==== Excerpted records ====

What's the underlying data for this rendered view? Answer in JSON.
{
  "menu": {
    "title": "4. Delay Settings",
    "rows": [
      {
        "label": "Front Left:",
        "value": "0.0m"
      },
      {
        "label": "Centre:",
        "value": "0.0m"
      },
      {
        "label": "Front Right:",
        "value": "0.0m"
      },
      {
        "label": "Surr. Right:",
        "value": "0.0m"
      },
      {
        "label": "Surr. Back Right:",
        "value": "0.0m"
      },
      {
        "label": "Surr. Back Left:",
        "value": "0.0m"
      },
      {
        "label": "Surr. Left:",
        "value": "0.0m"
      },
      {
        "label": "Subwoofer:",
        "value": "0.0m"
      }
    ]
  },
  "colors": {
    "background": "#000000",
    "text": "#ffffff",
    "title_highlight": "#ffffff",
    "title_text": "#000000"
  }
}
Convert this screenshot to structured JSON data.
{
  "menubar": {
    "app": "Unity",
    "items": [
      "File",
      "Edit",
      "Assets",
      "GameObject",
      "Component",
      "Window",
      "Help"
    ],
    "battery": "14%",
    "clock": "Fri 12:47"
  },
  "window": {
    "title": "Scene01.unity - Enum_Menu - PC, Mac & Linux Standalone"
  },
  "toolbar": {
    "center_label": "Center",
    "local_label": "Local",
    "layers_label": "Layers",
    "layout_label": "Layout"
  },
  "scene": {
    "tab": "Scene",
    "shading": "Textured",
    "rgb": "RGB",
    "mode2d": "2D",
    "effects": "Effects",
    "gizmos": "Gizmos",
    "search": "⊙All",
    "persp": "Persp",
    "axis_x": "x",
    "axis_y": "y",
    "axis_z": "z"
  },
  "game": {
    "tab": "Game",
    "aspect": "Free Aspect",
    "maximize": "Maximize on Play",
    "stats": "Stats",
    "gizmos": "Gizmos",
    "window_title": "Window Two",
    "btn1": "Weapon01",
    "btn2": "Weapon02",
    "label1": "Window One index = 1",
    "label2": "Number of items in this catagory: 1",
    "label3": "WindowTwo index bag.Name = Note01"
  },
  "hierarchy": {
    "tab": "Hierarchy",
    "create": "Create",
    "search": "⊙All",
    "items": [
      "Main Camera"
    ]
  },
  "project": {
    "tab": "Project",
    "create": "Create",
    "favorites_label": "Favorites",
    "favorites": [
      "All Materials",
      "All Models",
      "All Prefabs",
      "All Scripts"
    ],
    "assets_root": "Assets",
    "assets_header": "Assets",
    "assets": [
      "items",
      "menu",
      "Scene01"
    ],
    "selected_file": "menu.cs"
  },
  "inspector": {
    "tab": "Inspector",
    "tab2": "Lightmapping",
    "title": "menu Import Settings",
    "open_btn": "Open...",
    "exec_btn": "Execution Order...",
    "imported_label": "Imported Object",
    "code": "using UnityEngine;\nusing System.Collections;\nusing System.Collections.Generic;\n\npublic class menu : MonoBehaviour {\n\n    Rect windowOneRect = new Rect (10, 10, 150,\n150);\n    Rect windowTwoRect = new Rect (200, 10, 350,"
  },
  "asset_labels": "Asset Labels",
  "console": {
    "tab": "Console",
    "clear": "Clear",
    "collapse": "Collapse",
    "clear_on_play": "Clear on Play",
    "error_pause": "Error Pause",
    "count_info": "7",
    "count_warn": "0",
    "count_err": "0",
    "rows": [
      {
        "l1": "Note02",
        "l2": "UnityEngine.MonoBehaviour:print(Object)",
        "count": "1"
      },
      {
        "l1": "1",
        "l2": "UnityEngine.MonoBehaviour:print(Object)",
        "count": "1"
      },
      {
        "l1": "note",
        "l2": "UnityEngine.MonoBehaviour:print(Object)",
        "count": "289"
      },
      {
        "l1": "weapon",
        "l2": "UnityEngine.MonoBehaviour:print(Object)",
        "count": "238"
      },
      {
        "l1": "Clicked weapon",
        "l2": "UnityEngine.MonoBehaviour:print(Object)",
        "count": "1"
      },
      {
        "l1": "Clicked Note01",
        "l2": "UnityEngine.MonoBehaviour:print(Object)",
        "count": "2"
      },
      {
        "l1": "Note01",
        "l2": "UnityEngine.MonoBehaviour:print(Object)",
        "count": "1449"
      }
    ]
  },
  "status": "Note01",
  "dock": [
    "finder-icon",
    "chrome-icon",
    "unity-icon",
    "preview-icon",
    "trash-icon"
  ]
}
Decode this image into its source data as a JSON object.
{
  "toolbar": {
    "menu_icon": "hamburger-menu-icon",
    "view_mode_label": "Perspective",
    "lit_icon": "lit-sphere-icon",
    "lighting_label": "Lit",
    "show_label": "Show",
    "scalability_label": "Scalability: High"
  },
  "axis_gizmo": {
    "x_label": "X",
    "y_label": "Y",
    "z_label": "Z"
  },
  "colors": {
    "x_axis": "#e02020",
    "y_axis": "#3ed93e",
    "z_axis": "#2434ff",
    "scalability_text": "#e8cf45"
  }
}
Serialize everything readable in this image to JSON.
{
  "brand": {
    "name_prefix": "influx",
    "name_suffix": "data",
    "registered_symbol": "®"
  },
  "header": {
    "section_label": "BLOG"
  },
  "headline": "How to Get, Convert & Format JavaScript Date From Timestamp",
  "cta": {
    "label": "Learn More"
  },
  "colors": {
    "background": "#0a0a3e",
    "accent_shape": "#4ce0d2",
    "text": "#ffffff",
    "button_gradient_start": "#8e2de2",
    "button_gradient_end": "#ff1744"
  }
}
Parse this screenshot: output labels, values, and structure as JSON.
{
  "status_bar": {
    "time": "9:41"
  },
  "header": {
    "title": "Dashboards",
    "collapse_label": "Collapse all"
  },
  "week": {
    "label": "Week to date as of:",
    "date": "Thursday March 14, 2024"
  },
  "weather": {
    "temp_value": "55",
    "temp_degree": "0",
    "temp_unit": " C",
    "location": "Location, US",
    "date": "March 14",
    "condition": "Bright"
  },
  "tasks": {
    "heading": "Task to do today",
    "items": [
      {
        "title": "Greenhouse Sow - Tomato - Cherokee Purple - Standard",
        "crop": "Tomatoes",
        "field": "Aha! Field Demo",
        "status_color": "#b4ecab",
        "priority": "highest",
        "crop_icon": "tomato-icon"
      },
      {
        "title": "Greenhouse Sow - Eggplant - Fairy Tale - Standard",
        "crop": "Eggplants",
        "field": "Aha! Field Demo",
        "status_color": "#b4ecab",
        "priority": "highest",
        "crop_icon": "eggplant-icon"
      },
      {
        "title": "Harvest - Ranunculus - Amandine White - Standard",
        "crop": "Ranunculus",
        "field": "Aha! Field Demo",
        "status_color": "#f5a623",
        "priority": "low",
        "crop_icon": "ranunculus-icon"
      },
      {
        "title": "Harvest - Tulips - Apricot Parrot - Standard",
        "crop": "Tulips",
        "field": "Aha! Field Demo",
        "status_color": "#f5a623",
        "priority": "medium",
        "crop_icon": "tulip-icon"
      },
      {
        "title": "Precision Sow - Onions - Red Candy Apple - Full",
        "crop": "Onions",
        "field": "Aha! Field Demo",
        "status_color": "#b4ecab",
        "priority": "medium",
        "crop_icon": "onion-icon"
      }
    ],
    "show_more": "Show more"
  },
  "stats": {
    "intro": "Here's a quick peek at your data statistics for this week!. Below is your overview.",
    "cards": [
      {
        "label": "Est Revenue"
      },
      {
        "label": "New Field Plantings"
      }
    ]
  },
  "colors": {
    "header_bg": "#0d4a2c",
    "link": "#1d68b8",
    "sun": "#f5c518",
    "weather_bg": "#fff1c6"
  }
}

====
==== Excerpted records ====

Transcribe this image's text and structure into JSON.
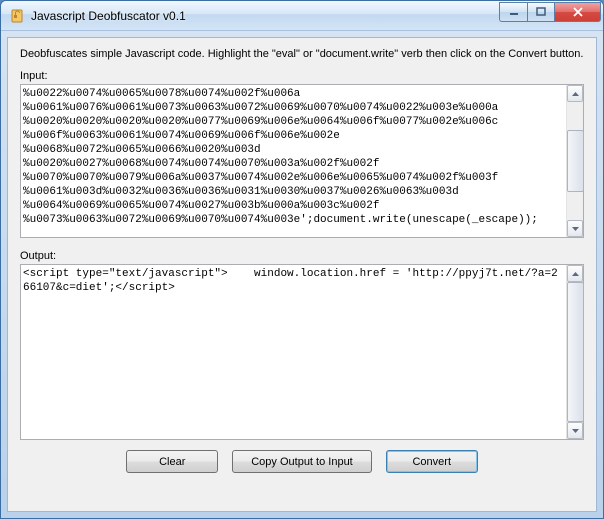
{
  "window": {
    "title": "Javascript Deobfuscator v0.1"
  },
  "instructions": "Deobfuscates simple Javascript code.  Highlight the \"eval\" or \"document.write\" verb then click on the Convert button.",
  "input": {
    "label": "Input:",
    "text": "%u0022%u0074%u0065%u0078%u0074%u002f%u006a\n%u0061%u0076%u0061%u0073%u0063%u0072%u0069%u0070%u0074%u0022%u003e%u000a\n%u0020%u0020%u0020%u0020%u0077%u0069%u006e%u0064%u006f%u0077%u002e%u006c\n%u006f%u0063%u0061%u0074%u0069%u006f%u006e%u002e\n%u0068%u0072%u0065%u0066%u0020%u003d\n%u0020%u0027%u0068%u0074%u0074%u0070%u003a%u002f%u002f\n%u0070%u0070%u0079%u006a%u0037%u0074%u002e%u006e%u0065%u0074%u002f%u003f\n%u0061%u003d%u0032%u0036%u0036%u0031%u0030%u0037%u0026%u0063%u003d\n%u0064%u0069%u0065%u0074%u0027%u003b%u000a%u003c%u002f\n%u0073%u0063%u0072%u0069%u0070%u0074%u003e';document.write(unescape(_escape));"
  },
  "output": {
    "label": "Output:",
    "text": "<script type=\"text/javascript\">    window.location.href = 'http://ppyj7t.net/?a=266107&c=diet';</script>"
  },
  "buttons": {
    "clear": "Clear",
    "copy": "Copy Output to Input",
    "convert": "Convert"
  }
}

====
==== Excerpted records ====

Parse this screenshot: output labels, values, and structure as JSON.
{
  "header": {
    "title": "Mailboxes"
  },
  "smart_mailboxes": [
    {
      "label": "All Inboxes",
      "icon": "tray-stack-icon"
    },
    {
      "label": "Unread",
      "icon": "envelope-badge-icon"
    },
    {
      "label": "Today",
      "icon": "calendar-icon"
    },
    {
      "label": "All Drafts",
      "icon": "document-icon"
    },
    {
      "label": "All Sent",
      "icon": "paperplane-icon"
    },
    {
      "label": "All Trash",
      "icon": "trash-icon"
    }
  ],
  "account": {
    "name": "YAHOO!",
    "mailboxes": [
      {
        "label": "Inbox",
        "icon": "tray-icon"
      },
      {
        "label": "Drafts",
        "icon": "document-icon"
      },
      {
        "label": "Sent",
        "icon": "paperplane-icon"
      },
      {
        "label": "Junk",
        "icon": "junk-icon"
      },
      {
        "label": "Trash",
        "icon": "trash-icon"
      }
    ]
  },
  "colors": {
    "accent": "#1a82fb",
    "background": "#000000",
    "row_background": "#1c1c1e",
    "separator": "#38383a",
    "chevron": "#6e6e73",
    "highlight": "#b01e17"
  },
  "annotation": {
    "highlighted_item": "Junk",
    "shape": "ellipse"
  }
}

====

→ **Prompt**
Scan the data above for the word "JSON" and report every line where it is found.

→ **Task result**
What's the underlying data for this rendered view? Answer in JSON.
Convert this screenshot to structured JSON data.
Decode this image into its source data as a JSON object.
Serialize everything readable in this image to JSON.
Parse this screenshot: output labels, values, and structure as JSON.
Transcribe this image's text and structure into JSON.
Parse this screenshot: output labels, values, and structure as JSON.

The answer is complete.